- **PROBLEM**
Look through the records, and wherever the string "klicken" turns up, copy out that line.

- **Data items**
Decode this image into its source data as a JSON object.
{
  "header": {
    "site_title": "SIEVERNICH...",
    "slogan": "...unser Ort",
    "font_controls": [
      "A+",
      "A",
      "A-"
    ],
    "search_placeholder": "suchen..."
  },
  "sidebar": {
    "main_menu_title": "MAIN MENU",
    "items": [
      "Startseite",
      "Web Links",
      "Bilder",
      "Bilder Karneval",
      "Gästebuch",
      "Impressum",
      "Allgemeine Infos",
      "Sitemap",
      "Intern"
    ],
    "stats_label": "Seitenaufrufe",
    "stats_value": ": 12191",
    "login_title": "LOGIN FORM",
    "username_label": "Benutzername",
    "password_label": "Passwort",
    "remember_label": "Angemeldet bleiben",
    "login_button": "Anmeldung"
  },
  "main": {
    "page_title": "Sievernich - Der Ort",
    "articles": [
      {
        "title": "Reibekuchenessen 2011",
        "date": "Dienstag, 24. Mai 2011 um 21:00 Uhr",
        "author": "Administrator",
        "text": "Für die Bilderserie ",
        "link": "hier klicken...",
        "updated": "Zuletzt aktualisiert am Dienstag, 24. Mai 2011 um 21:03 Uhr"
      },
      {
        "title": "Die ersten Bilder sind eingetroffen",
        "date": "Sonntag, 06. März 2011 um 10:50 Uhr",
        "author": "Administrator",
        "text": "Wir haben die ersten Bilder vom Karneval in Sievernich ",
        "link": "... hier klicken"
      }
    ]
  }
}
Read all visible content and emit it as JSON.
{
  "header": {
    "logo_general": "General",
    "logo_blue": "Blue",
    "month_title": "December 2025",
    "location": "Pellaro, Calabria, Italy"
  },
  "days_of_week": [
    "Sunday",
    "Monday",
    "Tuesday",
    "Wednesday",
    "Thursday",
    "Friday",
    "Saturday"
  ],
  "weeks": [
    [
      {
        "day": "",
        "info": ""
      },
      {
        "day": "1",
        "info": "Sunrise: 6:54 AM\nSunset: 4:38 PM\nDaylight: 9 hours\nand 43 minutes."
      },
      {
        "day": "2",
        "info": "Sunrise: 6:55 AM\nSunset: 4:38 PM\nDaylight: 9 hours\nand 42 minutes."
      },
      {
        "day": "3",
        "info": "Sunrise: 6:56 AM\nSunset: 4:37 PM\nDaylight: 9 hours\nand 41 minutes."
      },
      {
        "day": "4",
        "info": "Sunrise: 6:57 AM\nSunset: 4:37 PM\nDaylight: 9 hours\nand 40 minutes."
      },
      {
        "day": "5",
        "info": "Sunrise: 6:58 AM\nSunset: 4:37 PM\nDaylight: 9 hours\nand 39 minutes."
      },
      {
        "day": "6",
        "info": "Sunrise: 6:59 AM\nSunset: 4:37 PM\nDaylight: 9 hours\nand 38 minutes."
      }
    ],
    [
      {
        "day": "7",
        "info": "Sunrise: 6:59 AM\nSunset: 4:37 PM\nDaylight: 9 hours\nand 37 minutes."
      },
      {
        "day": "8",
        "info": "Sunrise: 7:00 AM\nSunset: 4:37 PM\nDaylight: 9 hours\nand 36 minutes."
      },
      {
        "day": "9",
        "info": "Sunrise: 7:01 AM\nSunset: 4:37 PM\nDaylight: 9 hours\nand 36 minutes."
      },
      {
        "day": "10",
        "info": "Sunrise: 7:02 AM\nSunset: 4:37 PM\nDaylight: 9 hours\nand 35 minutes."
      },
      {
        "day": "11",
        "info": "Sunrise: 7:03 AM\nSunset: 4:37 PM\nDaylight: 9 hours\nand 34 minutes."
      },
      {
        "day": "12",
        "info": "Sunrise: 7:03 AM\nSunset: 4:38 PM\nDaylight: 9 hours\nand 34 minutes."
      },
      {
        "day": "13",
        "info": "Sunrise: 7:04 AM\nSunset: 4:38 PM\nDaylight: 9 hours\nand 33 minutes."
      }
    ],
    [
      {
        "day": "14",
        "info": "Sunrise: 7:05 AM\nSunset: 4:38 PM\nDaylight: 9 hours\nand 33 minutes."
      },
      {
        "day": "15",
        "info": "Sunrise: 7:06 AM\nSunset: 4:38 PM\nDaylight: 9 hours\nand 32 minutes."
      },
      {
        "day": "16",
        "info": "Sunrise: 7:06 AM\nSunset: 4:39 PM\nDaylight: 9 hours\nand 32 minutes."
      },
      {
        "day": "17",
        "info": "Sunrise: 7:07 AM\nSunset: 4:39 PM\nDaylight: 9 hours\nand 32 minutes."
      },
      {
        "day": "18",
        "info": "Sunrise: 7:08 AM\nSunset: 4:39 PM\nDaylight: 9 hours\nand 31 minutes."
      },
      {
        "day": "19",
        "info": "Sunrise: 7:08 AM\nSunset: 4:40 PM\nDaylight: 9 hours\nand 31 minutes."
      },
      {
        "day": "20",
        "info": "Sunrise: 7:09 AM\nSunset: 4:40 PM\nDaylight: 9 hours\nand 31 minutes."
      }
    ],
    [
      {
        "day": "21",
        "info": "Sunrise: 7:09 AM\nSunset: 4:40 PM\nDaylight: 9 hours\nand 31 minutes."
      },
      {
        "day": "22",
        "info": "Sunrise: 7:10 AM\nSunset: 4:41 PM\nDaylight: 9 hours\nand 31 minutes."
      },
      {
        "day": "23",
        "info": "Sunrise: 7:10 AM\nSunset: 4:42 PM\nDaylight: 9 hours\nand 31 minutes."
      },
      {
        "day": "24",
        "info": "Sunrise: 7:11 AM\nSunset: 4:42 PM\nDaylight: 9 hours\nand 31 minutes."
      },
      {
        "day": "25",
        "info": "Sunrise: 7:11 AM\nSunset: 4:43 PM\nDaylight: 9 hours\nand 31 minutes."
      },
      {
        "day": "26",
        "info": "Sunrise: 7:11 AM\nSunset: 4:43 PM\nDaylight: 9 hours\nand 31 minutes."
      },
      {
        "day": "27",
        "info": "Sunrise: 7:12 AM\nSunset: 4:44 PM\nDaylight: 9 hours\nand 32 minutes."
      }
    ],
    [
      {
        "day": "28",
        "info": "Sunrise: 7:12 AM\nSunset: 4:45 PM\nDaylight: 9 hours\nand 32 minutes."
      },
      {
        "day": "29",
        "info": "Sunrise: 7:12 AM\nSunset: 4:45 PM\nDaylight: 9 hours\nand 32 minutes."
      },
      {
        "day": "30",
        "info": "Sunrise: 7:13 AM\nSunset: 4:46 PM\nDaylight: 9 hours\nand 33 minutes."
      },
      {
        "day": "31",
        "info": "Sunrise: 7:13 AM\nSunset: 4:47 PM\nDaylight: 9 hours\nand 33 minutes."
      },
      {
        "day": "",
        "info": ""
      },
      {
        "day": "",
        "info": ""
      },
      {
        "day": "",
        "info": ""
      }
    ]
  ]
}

- **SOLUTION TO THIS PROBLEM**
        "link": "hier klicken...",
        "link": "... hier klicken"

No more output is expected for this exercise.